- What needs to be done: For the listing beneath, state how many lines contain the string "tracing". Give the number by itself.

- Excerpted data:
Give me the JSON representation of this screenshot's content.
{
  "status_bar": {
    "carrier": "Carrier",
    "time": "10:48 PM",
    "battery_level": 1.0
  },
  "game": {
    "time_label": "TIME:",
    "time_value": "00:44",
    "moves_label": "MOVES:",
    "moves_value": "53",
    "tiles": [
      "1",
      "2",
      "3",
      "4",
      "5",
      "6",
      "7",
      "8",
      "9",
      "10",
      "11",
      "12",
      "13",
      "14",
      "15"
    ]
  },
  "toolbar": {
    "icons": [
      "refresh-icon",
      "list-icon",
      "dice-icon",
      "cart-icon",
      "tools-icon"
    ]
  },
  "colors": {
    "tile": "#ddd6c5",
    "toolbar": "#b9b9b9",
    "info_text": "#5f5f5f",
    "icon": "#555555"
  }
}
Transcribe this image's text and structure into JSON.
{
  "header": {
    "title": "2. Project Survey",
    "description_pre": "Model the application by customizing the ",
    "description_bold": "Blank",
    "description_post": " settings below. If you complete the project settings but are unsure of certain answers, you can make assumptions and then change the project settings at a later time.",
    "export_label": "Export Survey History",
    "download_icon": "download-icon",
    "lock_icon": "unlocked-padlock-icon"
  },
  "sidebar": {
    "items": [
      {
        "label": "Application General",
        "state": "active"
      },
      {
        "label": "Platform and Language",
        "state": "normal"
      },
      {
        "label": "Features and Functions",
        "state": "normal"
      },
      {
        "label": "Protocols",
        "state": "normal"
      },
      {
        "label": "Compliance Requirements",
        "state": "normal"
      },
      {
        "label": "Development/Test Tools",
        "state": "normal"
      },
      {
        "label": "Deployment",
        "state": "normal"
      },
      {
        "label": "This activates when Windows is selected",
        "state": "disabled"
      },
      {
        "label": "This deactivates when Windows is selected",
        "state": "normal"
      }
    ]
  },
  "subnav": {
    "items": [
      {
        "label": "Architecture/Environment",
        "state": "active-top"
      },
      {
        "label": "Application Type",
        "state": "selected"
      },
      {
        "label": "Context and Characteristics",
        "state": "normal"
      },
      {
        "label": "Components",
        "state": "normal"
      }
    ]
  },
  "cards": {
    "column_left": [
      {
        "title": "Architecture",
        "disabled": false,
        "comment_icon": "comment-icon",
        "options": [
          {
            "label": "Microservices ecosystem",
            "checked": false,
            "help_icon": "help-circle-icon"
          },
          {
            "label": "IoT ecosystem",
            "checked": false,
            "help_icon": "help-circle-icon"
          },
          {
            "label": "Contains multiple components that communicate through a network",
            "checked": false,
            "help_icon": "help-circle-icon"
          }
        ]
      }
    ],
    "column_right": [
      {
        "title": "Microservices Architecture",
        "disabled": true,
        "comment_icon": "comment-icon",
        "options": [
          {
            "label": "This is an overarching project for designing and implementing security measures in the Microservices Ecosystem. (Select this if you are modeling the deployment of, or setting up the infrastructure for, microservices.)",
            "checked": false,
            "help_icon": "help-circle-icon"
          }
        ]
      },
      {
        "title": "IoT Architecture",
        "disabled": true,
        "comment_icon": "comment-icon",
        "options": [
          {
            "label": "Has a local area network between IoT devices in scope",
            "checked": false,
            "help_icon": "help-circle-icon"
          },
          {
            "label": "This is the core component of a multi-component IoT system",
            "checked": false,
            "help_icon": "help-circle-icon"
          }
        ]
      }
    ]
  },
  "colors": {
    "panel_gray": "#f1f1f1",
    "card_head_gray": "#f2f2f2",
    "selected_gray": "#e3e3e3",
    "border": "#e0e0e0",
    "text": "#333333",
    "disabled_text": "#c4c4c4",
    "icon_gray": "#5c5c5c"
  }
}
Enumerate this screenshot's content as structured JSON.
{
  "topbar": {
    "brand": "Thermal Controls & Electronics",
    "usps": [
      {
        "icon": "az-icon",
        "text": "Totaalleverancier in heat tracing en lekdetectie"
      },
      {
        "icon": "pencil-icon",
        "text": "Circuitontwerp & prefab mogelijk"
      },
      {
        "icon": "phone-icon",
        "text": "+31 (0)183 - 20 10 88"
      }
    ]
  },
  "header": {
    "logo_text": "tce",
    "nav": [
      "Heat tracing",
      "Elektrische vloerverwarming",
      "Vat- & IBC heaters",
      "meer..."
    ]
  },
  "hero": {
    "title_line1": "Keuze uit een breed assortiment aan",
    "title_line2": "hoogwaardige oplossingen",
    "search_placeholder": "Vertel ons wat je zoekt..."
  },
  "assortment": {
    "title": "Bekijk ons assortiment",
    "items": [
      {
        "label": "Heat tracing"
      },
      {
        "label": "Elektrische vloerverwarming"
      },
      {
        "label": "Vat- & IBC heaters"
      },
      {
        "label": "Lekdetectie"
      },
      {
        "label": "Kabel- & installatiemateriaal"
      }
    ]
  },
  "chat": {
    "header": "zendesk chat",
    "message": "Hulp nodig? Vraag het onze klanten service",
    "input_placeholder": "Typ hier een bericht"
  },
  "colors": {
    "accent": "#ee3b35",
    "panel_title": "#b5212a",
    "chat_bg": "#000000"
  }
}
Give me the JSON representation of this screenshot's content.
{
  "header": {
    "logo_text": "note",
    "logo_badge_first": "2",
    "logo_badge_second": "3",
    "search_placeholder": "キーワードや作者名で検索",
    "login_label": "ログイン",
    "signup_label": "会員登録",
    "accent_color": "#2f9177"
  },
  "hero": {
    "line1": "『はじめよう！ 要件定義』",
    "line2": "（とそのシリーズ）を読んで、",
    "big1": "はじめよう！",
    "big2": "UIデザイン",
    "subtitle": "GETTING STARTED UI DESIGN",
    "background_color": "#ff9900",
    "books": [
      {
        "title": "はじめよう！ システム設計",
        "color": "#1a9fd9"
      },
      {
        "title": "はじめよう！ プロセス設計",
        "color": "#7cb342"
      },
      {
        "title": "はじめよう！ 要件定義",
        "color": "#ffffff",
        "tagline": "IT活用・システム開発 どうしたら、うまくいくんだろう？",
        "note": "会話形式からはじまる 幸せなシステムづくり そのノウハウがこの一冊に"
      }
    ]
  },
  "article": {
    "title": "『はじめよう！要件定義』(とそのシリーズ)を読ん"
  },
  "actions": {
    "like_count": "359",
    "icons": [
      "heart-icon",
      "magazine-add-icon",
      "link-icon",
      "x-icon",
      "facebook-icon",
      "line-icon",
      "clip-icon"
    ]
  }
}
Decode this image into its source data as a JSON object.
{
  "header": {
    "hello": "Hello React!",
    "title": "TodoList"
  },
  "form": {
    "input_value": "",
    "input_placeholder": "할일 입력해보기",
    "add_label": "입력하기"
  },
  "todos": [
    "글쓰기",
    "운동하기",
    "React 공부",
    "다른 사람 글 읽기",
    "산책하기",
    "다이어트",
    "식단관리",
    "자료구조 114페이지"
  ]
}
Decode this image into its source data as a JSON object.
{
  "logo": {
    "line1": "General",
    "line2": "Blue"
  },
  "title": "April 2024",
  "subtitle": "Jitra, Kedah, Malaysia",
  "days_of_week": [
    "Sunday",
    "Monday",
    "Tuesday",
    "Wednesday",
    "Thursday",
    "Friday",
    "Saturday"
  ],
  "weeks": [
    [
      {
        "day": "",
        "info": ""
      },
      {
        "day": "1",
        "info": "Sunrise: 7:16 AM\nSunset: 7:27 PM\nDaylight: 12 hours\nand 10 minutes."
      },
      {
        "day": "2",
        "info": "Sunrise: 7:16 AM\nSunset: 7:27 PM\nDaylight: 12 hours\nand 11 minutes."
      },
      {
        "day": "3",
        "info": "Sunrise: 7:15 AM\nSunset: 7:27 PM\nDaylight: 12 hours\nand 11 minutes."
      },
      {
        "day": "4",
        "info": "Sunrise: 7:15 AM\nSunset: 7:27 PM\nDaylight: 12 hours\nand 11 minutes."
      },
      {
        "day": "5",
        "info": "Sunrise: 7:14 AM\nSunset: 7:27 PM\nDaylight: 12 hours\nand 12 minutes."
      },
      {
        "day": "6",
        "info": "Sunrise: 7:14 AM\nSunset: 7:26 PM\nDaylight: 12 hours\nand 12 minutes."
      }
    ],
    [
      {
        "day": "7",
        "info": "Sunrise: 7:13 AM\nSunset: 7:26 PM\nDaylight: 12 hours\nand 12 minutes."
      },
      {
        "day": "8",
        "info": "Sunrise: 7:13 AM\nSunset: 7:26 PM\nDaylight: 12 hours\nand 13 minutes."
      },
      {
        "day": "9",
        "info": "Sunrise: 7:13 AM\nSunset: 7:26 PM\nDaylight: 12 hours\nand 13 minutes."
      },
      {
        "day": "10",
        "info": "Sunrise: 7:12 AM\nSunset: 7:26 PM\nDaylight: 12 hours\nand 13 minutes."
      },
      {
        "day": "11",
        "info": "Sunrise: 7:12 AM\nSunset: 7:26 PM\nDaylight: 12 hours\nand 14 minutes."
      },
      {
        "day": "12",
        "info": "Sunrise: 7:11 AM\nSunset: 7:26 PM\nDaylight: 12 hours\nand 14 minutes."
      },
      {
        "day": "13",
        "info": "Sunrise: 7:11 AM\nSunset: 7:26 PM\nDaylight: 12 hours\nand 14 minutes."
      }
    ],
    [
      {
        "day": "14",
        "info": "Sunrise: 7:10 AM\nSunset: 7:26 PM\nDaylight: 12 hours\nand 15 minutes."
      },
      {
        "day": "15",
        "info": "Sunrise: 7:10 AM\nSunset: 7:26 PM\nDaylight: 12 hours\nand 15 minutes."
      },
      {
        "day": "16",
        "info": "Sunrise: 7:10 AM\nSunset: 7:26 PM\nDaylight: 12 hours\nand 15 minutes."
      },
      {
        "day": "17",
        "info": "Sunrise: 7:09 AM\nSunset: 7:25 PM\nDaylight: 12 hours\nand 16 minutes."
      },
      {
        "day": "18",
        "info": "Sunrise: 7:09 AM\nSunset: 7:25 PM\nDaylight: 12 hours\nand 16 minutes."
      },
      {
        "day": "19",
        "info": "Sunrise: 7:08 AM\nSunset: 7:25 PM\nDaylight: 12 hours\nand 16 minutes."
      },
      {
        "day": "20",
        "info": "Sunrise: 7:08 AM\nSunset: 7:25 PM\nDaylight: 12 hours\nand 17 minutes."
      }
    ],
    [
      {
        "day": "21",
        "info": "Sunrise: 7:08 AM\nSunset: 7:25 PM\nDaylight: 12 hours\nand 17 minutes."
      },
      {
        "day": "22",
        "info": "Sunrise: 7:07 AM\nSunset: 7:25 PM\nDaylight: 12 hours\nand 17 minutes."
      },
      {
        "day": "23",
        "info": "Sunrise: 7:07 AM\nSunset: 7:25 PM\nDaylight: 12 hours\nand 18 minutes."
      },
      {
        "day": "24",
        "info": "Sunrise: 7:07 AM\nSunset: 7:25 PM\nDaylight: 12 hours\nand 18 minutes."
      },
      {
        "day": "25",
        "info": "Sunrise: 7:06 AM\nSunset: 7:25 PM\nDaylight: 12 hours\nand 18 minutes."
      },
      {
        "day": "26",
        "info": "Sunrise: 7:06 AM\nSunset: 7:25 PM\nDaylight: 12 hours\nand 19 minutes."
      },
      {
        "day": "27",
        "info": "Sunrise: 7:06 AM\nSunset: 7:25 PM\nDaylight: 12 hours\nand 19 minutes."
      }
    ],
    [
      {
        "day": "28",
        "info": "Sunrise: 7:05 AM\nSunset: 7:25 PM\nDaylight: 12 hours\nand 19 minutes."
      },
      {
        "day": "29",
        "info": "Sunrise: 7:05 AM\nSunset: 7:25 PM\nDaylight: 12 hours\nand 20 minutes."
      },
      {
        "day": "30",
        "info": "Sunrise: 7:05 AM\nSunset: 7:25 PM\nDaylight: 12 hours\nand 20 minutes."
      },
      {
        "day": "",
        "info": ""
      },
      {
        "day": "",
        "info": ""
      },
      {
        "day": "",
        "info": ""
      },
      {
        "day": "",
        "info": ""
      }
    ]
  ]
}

- Your solution: 3